*TO DO*: Report every line below that has the string "circle" in it.

===== EXTRACTED RECORDS

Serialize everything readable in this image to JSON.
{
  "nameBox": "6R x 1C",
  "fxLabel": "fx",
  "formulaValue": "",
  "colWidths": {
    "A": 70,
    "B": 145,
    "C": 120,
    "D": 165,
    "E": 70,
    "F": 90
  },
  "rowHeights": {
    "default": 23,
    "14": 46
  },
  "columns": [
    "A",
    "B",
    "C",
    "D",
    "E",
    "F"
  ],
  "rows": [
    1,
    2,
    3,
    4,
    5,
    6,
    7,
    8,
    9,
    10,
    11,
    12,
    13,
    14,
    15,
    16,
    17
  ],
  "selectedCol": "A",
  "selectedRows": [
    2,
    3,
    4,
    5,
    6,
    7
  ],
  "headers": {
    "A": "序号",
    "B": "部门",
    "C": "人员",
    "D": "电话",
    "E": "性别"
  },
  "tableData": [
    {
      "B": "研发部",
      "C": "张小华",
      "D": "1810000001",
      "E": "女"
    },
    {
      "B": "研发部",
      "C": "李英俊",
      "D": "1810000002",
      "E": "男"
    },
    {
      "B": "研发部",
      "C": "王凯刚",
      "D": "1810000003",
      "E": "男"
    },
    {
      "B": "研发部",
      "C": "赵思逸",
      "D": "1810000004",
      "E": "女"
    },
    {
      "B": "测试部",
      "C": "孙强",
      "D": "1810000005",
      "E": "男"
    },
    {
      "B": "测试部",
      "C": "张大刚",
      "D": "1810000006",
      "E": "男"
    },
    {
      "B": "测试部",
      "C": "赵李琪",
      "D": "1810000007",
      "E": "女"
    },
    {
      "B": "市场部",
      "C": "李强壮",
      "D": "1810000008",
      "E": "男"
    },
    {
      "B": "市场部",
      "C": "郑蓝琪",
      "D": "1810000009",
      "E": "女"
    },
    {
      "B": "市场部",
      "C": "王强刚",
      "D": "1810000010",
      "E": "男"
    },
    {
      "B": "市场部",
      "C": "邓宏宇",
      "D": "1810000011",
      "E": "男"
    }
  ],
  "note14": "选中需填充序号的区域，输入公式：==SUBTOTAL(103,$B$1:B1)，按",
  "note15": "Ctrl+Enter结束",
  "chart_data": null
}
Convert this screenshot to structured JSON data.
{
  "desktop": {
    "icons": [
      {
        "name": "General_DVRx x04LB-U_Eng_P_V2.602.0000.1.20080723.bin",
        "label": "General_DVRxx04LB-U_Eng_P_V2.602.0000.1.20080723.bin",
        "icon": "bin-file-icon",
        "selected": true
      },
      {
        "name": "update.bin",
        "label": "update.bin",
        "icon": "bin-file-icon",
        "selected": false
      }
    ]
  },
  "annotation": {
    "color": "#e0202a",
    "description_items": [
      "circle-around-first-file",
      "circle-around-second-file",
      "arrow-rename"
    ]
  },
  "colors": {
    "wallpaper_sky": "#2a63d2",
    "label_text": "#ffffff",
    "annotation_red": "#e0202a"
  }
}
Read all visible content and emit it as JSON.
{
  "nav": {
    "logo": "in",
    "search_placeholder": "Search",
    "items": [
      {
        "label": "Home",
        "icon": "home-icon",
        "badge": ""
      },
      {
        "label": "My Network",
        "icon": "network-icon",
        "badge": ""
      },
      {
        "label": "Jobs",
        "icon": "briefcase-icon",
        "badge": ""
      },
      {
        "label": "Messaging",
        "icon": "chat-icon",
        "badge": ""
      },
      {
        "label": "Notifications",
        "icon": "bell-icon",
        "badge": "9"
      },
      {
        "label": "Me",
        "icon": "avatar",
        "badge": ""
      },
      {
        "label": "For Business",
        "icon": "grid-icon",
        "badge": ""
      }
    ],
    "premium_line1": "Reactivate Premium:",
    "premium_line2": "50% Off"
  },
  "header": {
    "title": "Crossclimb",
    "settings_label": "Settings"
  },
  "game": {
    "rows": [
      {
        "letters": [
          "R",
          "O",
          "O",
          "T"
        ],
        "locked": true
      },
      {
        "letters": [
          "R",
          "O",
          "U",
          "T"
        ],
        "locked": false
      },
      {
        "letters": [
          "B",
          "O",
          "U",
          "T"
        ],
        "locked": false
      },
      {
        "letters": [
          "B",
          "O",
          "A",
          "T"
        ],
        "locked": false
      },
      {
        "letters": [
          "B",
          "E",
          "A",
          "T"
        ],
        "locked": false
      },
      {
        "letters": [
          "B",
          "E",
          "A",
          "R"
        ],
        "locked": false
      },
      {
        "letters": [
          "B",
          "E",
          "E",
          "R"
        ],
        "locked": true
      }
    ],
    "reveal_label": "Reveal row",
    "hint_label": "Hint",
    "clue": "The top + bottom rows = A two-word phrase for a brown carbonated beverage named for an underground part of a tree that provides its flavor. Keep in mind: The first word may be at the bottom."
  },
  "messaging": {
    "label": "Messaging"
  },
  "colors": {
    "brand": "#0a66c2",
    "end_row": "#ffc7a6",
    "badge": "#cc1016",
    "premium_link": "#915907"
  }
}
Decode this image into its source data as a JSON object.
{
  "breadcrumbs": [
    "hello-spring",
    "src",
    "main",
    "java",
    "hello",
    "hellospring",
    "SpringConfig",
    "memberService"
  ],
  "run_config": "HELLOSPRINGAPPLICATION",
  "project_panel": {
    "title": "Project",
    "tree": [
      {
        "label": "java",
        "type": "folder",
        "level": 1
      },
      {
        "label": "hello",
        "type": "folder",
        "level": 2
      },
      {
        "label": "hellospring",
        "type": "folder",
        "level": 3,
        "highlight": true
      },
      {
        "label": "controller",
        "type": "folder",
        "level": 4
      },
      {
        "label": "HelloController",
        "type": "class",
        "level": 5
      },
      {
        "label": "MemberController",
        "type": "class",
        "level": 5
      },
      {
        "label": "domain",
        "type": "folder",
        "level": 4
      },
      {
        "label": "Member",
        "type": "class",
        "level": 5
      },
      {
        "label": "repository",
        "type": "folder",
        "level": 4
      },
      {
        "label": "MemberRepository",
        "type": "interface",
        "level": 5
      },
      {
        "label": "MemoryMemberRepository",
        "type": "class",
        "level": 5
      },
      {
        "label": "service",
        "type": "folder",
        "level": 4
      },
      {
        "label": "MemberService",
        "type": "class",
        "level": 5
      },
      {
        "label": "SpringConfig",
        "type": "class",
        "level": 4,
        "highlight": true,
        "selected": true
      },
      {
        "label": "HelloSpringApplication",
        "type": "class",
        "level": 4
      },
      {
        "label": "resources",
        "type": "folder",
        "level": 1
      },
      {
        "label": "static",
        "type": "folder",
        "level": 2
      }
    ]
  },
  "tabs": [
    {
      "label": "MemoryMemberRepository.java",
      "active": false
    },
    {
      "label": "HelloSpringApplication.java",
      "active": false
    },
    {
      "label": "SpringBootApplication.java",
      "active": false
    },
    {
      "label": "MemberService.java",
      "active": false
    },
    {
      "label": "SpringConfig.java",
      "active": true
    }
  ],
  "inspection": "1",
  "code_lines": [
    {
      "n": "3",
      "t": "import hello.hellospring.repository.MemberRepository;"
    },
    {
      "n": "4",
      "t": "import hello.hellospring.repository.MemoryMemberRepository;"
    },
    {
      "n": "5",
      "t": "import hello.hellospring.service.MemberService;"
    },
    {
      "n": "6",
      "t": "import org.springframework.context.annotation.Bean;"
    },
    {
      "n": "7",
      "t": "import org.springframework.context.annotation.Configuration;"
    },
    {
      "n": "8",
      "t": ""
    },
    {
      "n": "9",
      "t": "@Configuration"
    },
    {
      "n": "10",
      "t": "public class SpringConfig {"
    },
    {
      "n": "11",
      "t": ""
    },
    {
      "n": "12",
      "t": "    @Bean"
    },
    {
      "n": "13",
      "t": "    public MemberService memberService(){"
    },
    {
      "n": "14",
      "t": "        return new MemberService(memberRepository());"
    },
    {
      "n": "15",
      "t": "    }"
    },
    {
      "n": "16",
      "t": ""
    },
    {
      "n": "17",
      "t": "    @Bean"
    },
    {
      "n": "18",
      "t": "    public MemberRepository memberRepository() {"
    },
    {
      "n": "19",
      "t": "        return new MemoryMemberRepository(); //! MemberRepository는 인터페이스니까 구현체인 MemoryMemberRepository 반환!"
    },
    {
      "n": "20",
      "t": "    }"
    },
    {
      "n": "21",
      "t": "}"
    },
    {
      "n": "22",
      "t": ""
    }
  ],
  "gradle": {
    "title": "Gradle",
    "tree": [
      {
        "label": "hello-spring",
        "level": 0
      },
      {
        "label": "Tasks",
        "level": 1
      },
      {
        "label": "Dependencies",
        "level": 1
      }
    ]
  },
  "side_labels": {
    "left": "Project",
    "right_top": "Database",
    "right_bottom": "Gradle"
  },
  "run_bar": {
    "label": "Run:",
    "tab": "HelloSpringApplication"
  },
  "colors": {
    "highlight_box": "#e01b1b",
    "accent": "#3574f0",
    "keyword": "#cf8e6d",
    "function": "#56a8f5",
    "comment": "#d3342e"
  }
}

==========

*REPLY TO THE EXERCISE*:
      "circle-around-first-file",
      "circle-around-second-file",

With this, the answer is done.